> [Work item]: Show, in full, each line of the data that contains "number".

[Dataset rows describing interfaces]
--------------------------------------------------

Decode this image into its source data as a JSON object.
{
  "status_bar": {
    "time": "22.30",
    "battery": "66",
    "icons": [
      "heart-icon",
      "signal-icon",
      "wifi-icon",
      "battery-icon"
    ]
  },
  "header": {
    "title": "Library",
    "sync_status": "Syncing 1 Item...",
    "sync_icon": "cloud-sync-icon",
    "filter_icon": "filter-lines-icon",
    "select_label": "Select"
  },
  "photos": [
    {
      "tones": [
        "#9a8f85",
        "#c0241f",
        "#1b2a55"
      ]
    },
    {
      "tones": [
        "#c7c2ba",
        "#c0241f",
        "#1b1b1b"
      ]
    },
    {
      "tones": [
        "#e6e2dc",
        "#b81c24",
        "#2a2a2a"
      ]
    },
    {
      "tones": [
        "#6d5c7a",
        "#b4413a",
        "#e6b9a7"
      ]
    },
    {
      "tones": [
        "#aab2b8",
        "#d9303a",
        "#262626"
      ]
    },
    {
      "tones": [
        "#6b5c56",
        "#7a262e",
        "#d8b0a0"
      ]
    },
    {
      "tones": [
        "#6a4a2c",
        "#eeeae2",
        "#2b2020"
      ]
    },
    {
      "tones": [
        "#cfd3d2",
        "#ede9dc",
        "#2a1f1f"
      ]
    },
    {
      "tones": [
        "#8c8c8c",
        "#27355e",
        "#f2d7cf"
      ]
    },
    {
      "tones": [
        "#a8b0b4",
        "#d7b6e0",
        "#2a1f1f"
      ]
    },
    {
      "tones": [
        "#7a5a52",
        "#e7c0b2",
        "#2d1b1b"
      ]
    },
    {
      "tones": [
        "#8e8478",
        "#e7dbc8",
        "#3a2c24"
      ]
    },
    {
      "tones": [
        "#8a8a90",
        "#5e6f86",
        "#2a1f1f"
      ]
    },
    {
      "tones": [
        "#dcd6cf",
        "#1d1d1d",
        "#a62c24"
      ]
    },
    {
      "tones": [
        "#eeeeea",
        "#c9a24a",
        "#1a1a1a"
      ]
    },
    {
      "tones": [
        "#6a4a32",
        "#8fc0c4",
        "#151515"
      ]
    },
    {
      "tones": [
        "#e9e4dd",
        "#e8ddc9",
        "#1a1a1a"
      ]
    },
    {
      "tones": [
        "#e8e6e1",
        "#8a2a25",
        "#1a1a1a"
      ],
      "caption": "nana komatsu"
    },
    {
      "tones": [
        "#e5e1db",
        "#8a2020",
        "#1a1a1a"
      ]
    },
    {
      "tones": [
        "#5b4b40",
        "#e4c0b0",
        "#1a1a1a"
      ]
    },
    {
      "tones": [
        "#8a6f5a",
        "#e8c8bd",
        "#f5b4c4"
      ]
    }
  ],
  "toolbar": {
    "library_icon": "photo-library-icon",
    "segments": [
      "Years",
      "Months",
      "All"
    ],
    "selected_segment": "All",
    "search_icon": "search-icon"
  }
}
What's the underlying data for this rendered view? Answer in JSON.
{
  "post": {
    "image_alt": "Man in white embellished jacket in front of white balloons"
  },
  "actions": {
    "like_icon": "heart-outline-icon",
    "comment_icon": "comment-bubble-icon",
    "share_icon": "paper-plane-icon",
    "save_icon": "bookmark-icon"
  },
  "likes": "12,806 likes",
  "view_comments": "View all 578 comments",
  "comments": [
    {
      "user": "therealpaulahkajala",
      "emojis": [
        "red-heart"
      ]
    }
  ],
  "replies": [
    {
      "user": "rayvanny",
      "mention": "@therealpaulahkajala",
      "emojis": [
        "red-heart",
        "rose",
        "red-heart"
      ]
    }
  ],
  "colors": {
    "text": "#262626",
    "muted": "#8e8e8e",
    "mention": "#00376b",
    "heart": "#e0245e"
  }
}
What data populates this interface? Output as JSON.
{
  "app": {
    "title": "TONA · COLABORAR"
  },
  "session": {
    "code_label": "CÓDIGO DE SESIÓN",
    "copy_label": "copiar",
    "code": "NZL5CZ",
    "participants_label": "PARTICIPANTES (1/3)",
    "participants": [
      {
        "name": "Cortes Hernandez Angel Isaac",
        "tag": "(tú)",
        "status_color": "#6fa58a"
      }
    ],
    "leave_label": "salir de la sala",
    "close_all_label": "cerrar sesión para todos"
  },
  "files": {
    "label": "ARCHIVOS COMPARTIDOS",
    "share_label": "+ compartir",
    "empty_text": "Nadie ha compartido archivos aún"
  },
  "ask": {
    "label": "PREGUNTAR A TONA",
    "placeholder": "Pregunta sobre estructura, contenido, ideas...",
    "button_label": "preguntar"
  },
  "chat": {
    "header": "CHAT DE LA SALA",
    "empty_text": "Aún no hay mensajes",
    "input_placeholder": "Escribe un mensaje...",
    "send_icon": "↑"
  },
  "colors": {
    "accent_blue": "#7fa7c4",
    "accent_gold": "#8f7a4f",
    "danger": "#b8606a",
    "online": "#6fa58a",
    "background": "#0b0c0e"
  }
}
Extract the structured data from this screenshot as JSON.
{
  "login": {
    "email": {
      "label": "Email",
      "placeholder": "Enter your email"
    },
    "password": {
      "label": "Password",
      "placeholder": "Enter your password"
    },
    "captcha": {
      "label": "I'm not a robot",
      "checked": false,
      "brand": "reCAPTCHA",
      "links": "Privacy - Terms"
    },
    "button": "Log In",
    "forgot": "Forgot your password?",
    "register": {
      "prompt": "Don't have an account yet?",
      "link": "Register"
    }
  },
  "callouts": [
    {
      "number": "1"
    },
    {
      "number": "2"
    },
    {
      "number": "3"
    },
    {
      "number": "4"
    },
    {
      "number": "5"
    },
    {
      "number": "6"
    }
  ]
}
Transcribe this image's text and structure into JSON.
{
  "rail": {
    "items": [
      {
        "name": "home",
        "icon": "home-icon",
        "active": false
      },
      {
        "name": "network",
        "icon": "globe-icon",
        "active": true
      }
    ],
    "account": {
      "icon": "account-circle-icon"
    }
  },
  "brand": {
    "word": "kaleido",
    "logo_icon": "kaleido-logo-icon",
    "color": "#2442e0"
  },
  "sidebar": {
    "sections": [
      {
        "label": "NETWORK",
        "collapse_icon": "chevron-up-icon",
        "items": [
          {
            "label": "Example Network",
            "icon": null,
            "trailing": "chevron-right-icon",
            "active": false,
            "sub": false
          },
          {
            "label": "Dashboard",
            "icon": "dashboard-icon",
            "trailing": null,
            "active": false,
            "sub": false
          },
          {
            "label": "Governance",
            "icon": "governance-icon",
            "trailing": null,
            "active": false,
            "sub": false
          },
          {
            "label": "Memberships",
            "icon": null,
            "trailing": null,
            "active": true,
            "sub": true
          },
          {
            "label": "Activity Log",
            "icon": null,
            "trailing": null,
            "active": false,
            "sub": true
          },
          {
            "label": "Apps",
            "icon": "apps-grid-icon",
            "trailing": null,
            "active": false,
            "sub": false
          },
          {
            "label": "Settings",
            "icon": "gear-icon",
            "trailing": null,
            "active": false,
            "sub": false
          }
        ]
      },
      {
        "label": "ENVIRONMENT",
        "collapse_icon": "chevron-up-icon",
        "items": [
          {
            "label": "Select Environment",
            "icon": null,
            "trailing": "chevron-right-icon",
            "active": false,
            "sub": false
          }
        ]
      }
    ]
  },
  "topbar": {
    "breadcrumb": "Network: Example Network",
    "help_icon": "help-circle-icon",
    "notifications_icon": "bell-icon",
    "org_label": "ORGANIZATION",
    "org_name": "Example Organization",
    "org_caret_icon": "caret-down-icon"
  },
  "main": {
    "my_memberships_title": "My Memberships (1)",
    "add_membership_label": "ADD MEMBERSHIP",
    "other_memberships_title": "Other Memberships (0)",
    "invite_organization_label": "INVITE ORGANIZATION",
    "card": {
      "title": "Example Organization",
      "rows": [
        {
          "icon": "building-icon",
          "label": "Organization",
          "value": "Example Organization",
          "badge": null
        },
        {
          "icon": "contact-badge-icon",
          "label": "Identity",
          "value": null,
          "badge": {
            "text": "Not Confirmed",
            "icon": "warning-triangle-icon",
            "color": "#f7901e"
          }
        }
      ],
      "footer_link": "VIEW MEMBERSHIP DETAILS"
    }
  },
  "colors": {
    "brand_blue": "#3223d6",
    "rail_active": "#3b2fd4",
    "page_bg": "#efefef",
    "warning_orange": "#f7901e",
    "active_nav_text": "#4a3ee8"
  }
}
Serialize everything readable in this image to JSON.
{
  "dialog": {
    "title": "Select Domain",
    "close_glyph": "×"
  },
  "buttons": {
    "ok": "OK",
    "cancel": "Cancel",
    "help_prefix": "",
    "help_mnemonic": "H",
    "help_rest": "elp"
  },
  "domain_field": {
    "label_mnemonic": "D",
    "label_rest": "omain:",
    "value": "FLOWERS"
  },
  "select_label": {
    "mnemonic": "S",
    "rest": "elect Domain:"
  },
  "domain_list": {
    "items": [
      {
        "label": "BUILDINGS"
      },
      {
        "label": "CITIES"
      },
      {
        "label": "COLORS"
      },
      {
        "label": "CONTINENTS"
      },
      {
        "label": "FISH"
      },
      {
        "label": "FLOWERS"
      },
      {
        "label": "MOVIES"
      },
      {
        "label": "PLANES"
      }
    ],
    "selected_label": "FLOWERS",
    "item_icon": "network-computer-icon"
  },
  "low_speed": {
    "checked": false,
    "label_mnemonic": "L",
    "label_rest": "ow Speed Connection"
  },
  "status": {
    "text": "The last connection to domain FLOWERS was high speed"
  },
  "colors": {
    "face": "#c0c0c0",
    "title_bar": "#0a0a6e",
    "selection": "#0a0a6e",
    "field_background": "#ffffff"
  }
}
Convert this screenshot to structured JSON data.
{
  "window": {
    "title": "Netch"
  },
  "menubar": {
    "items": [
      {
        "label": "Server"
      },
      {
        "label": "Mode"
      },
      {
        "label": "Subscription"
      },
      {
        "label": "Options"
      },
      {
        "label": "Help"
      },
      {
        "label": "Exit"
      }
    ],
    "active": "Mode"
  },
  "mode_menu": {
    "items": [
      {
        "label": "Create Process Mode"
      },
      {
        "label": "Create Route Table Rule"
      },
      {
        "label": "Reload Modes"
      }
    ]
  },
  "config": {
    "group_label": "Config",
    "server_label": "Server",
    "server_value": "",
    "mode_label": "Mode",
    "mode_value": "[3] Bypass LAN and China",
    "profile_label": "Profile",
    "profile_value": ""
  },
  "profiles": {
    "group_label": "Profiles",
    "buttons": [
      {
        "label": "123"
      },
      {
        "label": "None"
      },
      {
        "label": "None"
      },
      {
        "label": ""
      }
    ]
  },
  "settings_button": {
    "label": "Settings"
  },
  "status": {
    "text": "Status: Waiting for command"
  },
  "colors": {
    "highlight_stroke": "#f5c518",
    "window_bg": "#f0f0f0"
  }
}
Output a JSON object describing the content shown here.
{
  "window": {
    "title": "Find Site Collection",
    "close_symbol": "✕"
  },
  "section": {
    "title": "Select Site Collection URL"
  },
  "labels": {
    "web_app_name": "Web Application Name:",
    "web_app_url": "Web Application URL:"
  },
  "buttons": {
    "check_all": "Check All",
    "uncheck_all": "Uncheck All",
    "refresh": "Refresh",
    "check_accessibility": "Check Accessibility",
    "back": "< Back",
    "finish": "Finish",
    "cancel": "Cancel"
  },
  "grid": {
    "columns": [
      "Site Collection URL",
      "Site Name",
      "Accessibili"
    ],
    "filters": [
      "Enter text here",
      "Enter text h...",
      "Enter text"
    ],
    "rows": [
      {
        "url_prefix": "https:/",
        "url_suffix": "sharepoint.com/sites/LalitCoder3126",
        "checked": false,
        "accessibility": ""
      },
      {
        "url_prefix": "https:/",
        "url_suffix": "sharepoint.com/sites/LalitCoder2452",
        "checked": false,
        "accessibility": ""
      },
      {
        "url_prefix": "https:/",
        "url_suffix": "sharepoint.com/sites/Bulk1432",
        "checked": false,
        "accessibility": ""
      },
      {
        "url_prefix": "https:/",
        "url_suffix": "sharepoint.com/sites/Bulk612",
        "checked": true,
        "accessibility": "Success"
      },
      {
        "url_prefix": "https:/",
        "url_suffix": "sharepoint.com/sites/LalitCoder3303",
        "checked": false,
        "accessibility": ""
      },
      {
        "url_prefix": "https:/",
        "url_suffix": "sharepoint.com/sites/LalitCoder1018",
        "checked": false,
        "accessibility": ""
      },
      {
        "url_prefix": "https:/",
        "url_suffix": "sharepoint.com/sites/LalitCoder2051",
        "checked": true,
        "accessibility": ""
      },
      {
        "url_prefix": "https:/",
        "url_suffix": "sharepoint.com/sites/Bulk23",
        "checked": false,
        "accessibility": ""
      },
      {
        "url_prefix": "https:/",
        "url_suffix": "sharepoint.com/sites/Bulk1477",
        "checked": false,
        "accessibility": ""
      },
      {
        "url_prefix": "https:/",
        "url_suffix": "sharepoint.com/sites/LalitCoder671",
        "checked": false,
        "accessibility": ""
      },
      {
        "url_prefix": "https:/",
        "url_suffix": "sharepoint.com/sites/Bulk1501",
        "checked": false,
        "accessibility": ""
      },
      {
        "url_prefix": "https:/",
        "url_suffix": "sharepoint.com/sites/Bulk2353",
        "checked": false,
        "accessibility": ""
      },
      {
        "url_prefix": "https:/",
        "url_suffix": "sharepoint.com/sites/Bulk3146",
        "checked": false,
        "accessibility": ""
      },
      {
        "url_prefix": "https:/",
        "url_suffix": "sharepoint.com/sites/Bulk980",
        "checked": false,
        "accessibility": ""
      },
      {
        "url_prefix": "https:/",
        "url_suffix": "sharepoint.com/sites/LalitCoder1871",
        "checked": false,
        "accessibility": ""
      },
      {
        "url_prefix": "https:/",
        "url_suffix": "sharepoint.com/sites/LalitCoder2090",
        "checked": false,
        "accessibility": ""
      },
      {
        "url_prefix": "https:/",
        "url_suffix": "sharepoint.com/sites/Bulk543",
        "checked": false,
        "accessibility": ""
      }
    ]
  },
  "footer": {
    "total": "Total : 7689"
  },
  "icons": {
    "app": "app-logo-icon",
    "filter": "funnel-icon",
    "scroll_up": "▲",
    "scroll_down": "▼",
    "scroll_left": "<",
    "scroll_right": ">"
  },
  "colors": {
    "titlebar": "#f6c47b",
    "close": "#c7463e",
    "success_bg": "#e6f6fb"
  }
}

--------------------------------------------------

> [Problem solution]:
      "number": "1"
      "number": "2"
      "number": "3"
      "number": "4"
      "number": "5"
      "number": "6"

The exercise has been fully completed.